I haven’t done any rigorous testing in this area, so far I’ve just tried to put all the brands to a fridge for few days, but haven’t measured any significant loss of charge. Even when not used for a long period, none of my batteries suffered any significant discharge.
There are many other brands available worldwide. I suppose that only very few are unique though, as the test above shown, they are probably most often re-branded versions of the very same product.
There are several brands worth mentioning. Particularly in the US there are Wasabi, Watson and Green Extreme batteries popular.

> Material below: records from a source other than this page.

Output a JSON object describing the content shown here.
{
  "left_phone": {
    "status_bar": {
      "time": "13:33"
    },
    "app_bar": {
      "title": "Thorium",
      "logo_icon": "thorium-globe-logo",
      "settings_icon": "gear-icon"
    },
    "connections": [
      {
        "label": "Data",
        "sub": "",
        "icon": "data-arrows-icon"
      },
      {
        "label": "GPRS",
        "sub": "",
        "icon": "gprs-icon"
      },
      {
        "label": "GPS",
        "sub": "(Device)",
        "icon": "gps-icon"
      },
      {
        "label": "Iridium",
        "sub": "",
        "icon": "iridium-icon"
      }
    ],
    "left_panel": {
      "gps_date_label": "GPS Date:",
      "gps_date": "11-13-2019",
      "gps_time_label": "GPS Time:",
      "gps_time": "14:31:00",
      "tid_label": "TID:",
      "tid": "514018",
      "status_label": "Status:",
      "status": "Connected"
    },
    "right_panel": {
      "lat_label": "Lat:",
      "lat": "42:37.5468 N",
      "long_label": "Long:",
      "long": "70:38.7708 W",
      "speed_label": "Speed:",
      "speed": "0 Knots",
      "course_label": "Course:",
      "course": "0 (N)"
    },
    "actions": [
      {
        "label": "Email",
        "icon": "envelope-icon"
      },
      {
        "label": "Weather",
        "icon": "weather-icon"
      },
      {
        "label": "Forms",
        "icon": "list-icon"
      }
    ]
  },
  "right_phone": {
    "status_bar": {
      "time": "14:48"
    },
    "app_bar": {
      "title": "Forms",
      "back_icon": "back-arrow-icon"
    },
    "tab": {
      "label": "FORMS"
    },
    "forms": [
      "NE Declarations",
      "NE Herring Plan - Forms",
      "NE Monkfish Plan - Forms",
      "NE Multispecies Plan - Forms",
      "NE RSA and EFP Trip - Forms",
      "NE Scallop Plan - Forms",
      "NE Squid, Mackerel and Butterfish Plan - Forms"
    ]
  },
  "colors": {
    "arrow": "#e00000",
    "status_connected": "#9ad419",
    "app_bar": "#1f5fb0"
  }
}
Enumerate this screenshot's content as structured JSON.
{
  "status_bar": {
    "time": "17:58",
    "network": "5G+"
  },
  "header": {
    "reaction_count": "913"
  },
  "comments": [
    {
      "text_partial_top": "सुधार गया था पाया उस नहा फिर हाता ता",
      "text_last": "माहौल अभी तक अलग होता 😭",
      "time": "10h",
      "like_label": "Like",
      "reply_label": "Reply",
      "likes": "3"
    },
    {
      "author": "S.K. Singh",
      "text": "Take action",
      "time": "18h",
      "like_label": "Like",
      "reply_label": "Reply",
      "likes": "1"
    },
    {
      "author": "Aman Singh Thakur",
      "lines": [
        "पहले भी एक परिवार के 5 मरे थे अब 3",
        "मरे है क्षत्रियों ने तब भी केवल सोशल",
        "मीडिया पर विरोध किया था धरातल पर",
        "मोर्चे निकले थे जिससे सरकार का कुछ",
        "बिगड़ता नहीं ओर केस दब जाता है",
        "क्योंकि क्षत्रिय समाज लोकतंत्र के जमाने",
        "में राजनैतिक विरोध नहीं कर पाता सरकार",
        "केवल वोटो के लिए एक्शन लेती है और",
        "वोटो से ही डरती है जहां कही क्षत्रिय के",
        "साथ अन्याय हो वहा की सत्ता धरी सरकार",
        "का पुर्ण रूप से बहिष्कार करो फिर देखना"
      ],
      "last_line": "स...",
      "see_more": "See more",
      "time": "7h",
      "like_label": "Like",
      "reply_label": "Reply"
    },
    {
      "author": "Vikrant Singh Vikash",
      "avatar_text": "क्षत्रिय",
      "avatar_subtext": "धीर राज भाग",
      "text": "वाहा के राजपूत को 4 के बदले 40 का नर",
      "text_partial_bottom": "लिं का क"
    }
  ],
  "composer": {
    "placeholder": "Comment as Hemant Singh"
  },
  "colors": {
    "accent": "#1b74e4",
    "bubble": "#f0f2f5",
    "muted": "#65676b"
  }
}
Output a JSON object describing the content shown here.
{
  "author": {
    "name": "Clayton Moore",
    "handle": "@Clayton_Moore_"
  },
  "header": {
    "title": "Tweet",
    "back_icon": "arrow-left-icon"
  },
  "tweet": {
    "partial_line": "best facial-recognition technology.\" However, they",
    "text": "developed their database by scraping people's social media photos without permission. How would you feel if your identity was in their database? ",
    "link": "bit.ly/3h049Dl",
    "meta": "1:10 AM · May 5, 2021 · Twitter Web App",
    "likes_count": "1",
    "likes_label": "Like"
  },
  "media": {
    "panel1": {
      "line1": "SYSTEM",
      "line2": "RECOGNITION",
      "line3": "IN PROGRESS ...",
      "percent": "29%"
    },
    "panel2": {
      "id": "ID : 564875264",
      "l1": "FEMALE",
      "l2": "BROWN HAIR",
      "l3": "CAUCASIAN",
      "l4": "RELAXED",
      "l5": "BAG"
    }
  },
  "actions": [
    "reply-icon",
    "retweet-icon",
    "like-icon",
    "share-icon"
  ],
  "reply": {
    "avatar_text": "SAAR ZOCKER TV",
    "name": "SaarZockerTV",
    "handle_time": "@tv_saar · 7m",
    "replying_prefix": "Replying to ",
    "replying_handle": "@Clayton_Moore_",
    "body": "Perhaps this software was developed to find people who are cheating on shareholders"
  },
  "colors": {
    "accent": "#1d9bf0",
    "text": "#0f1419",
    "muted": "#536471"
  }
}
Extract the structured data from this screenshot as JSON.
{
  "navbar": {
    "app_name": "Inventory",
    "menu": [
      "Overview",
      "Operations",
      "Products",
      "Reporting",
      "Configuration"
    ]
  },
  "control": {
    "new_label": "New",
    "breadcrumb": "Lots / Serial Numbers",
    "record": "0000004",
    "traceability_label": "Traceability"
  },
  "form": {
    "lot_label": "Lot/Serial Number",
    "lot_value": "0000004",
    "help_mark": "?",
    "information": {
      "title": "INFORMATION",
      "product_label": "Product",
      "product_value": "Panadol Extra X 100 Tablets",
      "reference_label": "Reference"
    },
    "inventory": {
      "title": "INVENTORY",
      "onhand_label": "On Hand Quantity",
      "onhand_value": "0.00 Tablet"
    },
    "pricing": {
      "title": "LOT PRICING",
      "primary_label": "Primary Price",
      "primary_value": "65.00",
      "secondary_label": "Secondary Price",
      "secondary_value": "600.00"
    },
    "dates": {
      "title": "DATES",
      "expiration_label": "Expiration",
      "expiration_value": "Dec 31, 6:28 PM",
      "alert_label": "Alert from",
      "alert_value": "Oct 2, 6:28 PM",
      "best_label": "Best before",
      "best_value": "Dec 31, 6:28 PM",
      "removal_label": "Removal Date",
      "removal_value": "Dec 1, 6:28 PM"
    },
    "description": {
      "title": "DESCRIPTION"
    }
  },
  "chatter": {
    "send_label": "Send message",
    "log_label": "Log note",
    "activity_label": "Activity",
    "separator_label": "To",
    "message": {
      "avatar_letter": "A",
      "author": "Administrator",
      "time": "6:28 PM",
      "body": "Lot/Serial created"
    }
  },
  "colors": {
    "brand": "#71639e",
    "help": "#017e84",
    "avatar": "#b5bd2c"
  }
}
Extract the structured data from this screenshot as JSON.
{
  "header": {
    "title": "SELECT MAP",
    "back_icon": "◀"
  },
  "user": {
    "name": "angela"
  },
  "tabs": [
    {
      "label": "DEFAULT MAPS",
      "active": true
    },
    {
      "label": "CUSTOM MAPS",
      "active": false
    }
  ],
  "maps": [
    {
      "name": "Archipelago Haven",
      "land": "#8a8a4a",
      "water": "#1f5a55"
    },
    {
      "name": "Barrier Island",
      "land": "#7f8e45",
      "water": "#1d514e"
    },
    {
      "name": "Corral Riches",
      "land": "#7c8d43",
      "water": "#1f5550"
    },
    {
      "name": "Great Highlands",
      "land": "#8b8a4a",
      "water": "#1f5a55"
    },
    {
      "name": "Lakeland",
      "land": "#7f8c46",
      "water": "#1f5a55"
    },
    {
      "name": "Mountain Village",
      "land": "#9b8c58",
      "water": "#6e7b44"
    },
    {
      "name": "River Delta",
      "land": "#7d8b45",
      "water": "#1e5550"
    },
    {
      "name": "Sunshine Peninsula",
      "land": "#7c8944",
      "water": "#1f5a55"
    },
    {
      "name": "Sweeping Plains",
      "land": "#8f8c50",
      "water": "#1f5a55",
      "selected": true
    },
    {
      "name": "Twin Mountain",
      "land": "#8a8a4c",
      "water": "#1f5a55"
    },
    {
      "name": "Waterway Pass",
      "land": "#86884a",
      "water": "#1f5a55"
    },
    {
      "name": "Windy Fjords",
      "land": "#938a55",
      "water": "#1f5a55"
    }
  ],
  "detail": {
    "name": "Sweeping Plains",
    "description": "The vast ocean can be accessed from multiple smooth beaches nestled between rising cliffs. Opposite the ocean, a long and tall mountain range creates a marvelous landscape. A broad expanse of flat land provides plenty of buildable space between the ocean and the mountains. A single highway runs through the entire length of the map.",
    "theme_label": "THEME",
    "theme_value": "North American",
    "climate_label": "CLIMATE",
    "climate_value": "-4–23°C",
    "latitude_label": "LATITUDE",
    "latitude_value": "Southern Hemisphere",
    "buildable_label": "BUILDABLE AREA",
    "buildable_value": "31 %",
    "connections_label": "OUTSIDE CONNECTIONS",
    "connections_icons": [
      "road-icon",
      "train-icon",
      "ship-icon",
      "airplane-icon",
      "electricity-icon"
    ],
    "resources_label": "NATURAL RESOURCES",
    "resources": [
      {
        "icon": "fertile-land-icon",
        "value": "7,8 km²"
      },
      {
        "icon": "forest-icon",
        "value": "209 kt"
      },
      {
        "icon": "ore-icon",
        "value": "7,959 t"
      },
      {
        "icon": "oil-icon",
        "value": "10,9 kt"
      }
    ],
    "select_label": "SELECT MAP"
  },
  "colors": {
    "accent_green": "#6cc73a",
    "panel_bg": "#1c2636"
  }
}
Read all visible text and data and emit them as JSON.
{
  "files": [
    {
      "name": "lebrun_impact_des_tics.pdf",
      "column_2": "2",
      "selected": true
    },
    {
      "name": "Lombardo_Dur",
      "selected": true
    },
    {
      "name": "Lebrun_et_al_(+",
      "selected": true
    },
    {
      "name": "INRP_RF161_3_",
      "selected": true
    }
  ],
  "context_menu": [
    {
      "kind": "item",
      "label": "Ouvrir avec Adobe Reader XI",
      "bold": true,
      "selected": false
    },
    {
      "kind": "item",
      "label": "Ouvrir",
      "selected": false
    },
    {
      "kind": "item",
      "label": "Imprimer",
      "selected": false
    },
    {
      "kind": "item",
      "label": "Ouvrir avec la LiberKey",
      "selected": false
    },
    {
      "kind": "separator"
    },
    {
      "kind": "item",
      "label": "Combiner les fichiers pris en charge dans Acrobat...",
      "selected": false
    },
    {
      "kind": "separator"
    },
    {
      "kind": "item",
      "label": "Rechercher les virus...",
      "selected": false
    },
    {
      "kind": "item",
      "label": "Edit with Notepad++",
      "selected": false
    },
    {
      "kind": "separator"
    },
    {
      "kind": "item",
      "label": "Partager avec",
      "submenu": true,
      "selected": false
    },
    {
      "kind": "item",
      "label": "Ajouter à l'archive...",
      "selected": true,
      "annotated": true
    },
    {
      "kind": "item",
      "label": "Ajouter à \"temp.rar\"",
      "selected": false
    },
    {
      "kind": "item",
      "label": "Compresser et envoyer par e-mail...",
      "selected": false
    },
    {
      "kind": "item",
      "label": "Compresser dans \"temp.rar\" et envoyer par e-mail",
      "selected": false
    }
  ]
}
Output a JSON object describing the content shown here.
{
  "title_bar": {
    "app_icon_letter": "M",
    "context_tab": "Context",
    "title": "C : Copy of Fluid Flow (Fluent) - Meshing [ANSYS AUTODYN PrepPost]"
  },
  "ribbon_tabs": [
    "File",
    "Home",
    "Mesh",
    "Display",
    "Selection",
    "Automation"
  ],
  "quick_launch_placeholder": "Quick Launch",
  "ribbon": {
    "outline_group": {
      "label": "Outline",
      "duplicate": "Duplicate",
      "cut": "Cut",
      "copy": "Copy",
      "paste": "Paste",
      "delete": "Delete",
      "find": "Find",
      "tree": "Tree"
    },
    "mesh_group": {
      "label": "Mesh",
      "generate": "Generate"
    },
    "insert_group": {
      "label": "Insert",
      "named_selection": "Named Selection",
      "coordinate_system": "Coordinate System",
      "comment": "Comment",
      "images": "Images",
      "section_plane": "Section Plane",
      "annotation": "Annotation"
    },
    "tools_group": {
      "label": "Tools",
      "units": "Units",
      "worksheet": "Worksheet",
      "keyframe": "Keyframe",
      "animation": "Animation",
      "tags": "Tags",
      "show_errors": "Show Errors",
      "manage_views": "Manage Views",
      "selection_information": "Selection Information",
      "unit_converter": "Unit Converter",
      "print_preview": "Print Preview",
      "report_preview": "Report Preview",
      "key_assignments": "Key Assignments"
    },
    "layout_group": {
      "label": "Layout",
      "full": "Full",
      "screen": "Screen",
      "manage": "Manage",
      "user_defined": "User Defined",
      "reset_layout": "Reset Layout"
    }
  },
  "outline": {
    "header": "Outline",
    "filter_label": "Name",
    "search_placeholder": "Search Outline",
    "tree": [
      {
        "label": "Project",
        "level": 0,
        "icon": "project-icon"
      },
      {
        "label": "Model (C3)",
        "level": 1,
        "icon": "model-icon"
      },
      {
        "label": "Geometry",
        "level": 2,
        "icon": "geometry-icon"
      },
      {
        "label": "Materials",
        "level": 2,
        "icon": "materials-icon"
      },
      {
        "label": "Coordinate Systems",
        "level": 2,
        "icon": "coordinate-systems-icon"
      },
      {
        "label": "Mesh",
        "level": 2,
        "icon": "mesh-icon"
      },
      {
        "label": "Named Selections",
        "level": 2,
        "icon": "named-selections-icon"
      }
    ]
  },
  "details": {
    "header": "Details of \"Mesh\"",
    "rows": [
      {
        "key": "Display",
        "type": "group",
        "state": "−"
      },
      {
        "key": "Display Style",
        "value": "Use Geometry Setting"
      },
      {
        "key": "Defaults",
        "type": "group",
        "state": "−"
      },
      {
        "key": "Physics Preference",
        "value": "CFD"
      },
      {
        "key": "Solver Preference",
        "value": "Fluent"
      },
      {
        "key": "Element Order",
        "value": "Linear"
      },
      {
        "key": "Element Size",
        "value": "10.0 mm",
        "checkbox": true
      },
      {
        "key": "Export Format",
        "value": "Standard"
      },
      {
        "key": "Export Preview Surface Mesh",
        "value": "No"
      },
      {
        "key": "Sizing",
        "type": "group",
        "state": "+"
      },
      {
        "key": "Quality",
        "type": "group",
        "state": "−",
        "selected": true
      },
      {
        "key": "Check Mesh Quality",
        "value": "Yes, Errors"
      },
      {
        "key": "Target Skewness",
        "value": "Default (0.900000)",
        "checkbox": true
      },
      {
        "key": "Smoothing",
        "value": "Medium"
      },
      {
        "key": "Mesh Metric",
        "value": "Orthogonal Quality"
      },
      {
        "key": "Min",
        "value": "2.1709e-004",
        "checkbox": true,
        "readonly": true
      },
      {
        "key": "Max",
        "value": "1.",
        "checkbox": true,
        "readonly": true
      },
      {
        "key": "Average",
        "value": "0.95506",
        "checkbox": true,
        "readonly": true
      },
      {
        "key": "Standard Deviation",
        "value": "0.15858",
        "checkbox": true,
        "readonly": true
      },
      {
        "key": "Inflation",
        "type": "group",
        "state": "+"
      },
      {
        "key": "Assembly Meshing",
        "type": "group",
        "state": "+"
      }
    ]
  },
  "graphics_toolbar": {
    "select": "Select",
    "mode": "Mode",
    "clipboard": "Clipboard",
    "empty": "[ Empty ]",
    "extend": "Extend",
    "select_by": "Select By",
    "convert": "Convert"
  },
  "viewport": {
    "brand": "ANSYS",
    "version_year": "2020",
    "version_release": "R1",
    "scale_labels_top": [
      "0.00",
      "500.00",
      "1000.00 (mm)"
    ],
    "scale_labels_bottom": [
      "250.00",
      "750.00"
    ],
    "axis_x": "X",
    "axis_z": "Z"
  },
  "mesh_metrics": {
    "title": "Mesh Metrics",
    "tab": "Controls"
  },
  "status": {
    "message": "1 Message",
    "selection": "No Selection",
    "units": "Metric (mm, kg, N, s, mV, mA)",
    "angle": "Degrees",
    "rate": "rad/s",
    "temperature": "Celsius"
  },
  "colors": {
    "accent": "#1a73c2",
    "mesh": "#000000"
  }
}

Wasabi batteries have been reported by several users to get hot and swell in camera, making it hard to get them out. Based on some online posts, my guess is that they are in the same league as the DSTE brand, i.e. roughly 950 mAh. I wouldn’t recommend them based on this, but without proper testing, take it with a grain of salt. Green Extreme are presumably good, but also rather pricey at about $30. I’ll try to get hand on some of these brands in the future in order to test their performance.
I’d consider the batteries to be one of the weaker parts of the whole Fujifilm mirrorless system. OK, they are small and light, but they don’t deliver nearly as many frames as typical DSLR batteries. When combined with the limited in-camera battery indicator, you must be careful to avoid problems, particularly when non-Fuji batteries are used.
If you want the ultimate performance or you do a lot of 4K video recording or continuous shooting, NP-W126S is clearly the winner. That said, some of the third party batteries are very close to the Fujifilm’s original in performance, while they cost only a fraction of the price. Particularly in Europe there are very good ExPro White and almost as good Patona available. In the US the best tested is MaximalPower. All of them offer >90% capacity of the original batteries and also they don’t seem to produce significantly more heat even after some heavy use.
I plan to update this page in the future, when I test other batteries. There will also be other articles published about Fuji X system, charging, including solar and more. If you want to be notified about updates, just follow this website on Facebook or RSS.
Purchase links for recommended batteries:
- NP-W126S: Amazon.com, Amazon.co.uk, Adorama
- MaximalPower: Amazon.com
- Patona: Amazon.co.uk, Amazon.de
- Green Extreme: Adorama
- Ex-pro white: Amazon.co.uk, Amazon.de
By using these links you don’t pay more, but it supports this website. Thanks!
Update 05/18/2017: Added ExPro White battery and temperature measurements for all batteries.